Changing an async slave of a PXC cluster to a new Master

Async and PXC

A common question I get about Percona XtraDB Cluster is if you can mix it with asynchronous replication, and the answer is yes!  You can pick any node in your cluster and it can either be either a slave or a master just like any other regular MySQL standalone server (Just be sure to use log-slave-updates in both cases on the node in question!).  Consider this architecture:

Canvas 1

However, there are some caveats to be aware of.  If you slave from a cluster node, there is no built in mechanism to fail that slave over automatically to another master node in your cluster.  You cannot assume that the binary log positions are the same on all nodes in your cluster (even if they start binary logging at the same time), so you can’t issue a CHANGE MASTER without knowing the proper binary log position to start at.

Canvas 2

Until recently, I thought it was not possible to easily do this without scanning both the relay log on the slave and the binary log on the new master and trying to match up the (binary) replication event payloads somehow.  It turns out it’s actually quite easy to do without the old master being available and without pausing writes on your cluster.

Galera Seqnos and Binary log Xids

Given the above scenario, we have a 2 node cluster with node3 async replicating from node1.  Writes are going to node2.  If I stop writes briefly and look at node1’s binary log, I can see something interesting:

Notice the Xid field. Galera is modifying this field that exists in a standard binlog with its last commited seqno:

If I check node2, sure enough its latest binlog has the same Xid, even though it’s in a different file at a different position:

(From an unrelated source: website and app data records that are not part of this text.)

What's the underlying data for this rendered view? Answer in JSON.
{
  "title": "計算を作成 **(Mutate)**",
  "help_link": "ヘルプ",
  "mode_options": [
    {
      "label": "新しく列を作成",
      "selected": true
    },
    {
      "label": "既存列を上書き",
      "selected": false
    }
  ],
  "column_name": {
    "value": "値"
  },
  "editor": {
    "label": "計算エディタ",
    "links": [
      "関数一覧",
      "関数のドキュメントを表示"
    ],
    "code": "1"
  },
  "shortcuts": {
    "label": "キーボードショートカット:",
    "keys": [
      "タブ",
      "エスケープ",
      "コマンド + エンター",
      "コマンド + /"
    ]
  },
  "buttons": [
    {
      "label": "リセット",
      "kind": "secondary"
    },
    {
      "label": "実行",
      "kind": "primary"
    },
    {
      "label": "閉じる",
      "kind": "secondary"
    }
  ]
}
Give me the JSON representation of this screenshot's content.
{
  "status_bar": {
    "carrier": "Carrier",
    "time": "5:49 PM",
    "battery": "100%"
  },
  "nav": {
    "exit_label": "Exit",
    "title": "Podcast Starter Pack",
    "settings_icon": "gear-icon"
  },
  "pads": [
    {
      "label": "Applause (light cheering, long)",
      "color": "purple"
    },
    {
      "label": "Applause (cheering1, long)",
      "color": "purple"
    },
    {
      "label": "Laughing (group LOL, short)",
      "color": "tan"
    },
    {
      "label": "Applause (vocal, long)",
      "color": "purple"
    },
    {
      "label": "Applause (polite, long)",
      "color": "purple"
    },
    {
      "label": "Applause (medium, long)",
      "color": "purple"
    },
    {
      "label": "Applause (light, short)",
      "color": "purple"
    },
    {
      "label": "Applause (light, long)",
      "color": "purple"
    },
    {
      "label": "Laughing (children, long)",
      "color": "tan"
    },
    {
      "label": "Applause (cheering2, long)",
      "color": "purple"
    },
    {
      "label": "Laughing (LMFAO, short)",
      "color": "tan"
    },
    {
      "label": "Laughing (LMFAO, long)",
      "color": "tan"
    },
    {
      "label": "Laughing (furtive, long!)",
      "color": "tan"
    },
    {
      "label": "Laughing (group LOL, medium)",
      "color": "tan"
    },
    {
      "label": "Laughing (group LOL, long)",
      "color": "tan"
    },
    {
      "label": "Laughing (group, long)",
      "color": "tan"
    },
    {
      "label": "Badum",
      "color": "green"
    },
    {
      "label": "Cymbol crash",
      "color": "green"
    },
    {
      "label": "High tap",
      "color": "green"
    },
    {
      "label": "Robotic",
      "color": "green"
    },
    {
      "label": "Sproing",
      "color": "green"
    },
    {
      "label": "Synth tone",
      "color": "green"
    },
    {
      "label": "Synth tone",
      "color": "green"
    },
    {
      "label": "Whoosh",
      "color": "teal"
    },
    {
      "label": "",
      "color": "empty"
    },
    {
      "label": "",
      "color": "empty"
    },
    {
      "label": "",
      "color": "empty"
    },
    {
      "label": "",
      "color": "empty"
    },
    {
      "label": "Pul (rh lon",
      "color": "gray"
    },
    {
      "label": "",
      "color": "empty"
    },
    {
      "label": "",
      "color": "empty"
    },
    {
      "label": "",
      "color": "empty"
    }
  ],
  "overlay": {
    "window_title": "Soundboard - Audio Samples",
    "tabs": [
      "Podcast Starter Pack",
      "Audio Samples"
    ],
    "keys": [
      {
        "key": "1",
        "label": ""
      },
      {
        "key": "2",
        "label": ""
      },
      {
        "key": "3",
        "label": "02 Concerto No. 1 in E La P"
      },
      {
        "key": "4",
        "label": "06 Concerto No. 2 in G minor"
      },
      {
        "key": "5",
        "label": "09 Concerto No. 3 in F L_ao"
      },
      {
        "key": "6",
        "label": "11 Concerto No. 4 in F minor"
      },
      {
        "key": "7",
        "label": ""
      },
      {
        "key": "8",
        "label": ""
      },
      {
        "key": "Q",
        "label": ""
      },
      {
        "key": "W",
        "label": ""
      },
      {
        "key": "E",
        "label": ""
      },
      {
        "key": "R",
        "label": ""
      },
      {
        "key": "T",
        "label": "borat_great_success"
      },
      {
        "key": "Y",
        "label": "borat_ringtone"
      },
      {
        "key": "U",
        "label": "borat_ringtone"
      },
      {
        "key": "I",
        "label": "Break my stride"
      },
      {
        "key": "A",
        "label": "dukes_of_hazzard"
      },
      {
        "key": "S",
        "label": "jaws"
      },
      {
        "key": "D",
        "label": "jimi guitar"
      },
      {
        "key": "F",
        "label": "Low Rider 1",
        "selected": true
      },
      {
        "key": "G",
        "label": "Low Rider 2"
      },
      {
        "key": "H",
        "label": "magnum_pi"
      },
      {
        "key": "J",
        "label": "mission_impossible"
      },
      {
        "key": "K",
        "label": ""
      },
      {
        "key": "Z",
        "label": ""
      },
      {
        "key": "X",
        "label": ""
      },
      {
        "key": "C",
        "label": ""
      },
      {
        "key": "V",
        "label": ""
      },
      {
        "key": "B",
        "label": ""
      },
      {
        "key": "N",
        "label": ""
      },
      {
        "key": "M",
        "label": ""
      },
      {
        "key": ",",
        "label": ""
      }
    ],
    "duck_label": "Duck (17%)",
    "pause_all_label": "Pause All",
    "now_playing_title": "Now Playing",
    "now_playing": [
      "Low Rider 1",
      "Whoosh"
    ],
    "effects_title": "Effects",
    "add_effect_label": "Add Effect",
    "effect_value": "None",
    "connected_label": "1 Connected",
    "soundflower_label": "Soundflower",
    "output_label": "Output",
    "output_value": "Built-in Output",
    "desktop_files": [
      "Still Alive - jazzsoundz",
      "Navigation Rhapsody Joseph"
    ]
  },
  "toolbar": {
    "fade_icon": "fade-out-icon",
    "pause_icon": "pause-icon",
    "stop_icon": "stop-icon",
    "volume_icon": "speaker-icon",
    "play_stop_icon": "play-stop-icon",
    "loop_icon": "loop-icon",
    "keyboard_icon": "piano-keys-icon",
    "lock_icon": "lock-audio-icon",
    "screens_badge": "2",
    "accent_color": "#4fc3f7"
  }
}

So, with both nodes doing log-bin (and both with log-slave-updates), even though they are on different log files, they still have the same Xid that is very easy to search for.

But, does our slave (node3) know about these Xids? If we check the latest relay log:

Yes, indeed! We’re assuming the SQL thread on this slave has processed everything in the relay log and, if it has, then we know that the Galera transaction seqno 86277 was the last thing written on the slave. If it hasn’t, you’d have to find the last position applied by the SQL thread using SHOW SLAVE STATUS and find the associated Xid with that position.

Testing it out

Now, let’s simulate a failure to see if we can use this information to our advantage. I have write load running against node2 and I kill node1: